_What the task requires_
From the records below, copy each line in which the string "Your" occurs.
[Start of section]
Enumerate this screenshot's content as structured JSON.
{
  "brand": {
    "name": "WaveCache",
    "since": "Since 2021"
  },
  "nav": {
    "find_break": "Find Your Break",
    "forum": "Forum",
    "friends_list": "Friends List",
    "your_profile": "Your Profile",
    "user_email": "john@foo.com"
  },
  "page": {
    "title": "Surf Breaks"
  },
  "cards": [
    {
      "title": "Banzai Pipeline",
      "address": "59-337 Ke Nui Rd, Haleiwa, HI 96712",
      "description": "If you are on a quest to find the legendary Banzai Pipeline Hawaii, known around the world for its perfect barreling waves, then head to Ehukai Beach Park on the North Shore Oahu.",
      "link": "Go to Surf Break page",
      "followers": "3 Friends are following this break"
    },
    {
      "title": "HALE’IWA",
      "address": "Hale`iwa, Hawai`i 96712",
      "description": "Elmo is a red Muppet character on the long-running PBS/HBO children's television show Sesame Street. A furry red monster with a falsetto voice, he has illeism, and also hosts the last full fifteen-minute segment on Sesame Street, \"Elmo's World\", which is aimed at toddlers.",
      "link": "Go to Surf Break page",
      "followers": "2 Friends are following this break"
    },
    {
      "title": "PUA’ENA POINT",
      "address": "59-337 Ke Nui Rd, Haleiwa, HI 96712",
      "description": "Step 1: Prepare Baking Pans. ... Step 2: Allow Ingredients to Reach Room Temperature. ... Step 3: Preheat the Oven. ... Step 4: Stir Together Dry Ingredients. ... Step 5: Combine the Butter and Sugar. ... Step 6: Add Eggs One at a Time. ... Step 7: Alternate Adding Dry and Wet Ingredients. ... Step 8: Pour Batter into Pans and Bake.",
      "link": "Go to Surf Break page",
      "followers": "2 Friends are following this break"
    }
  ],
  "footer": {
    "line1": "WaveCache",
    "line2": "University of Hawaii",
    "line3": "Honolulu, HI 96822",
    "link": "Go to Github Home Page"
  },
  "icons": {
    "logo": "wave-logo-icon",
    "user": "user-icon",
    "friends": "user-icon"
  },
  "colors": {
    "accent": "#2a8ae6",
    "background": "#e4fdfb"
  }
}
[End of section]
_Exercise response_
    "find_break": "Find Your Break",
    "your_profile": "Your Profile",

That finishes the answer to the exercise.